Another Nigerian made it to the list is Olugbenga Agboola, Flutterwave’s co-founder and CEO. He was recognised for his contribution during the #ENDSARS protest.

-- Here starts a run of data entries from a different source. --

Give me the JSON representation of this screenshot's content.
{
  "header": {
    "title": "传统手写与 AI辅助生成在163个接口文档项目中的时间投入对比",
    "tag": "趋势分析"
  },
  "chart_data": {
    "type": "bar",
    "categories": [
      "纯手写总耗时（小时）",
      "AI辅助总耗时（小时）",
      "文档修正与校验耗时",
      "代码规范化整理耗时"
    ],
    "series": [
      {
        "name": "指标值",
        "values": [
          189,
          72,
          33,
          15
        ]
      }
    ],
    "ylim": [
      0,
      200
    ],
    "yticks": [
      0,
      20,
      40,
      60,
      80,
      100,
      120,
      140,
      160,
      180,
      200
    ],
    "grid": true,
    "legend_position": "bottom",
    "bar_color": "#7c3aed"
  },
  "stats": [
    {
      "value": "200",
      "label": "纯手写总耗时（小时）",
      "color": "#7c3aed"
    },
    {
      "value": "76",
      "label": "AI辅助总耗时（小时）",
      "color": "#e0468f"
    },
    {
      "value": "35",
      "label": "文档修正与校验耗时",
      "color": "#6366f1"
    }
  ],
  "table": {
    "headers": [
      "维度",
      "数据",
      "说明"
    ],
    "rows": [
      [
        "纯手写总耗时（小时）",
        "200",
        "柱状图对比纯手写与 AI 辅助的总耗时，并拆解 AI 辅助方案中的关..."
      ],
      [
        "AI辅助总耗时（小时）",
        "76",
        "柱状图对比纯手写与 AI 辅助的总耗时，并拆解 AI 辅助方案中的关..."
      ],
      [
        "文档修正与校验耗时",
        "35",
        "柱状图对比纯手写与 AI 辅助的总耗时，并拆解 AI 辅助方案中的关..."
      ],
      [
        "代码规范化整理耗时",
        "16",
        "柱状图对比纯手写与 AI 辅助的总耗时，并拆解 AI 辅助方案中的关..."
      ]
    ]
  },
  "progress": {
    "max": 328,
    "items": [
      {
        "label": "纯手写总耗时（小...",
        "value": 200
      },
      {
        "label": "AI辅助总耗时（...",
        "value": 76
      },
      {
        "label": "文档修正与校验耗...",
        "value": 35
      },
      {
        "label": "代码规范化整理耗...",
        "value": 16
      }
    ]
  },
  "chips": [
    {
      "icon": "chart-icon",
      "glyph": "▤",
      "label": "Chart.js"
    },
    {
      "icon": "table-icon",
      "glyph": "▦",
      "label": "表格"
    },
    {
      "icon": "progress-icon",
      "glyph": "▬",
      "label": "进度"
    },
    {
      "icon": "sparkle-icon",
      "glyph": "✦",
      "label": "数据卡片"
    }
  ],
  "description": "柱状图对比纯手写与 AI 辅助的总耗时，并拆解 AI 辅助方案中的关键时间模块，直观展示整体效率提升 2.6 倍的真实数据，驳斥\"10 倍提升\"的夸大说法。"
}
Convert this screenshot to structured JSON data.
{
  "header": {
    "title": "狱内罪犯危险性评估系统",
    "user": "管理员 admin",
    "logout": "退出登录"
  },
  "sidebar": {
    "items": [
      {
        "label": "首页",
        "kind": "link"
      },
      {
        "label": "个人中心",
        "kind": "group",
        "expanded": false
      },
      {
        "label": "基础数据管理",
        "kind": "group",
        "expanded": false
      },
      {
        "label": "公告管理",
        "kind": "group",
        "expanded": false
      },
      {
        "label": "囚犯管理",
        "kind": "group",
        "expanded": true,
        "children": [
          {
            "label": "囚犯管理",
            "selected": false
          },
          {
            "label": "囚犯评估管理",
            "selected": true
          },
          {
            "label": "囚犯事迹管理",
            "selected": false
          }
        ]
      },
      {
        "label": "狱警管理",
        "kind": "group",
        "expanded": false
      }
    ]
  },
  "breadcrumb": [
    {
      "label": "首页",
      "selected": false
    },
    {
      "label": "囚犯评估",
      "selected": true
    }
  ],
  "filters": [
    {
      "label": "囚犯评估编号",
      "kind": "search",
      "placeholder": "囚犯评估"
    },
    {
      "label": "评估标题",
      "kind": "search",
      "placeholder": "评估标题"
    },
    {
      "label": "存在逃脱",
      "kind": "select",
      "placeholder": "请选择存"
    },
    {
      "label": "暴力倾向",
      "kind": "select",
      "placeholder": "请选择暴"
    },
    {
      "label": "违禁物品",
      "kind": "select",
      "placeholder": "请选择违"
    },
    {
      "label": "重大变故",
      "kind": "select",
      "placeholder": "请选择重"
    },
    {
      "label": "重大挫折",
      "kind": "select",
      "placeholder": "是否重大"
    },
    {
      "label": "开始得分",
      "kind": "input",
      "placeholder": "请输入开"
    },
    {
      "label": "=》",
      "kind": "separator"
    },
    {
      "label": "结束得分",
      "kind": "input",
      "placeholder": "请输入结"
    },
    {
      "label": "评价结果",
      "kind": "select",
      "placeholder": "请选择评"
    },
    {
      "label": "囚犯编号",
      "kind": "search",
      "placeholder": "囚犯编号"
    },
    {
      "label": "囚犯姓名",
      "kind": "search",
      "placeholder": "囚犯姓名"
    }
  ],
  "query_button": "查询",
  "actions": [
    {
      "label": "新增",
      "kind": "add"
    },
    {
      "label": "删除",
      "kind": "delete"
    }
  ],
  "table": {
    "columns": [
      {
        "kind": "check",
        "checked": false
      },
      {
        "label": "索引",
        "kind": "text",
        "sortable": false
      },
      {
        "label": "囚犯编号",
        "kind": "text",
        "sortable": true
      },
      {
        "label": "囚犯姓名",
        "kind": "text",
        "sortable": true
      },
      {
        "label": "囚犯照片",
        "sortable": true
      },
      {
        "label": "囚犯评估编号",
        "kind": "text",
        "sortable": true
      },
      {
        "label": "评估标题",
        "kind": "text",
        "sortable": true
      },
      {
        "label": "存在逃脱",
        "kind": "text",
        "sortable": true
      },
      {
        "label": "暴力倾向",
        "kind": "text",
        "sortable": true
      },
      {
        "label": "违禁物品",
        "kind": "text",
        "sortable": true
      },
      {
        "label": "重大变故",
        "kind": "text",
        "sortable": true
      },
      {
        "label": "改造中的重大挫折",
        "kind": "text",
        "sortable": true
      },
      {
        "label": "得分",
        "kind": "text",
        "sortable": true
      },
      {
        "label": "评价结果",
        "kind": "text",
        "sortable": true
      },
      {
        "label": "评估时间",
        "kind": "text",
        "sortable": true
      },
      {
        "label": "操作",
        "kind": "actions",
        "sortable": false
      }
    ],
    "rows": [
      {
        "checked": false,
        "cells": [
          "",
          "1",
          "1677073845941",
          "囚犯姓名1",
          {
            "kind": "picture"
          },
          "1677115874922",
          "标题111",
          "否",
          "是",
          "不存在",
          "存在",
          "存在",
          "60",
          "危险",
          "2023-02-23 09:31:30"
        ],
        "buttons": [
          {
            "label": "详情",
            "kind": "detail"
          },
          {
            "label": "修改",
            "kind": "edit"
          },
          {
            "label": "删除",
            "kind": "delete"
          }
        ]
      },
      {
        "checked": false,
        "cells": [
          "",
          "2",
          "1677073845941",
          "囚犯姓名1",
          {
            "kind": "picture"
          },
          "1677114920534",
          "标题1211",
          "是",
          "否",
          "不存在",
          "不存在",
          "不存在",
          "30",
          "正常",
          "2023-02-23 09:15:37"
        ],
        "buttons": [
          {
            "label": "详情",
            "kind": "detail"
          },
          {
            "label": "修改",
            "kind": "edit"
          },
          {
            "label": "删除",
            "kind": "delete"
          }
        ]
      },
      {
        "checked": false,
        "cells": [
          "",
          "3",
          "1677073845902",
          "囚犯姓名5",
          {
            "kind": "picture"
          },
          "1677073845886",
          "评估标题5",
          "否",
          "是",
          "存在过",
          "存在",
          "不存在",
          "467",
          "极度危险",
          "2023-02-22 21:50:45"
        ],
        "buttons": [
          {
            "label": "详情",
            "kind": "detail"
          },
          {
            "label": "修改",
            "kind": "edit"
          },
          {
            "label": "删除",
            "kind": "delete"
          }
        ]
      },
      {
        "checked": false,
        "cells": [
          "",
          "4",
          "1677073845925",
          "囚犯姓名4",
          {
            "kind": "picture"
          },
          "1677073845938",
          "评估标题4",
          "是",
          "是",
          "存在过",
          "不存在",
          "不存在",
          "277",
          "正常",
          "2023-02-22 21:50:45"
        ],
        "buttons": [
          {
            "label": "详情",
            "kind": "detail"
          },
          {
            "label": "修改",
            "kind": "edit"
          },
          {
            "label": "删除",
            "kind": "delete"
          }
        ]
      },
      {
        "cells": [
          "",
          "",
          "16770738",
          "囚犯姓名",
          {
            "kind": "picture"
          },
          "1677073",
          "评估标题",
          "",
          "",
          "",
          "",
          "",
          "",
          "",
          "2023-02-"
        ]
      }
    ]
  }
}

The magazine said, “In 2020, COVID-19 lockdowns across the world hit brick-and-mortar businesses hard. Africa’s small shops and restaurants, very few of which have an online presence, were particularly vulnerable. Enter Flutterwave, a tech startup based in San Francisco and Lagos, Nigeria, that is known for helping companies process customers’ online transactions during checkout. Amid lockdown, Flutterwave expanded from specializing in digital cash registers to hosting digital storefronts, helping some 20,000 small businesses suddenly without foot traffic set up online shops, receive payments and arrange delivery options. “We called it ‘Keeping the Lights On,’” says Olugbenga Agboola, Flutterwave’s co-founder and CEO, who lives in Washington, D.C. The company processed more than 80 million transactions, worth $7.5 billion, in 2020, establishing it as Africa’s premier payment-solution provider. Now Flutterwave—which already has a presence in 17 African countries—is planning to leverage that momentum into greater expansion, so that a customer in South Africa, for example, can seamlessly use her Kenyan digital wallet to buy products in Senegal. “Africa is not a country,” says Agboola. “But we make it feel like one.”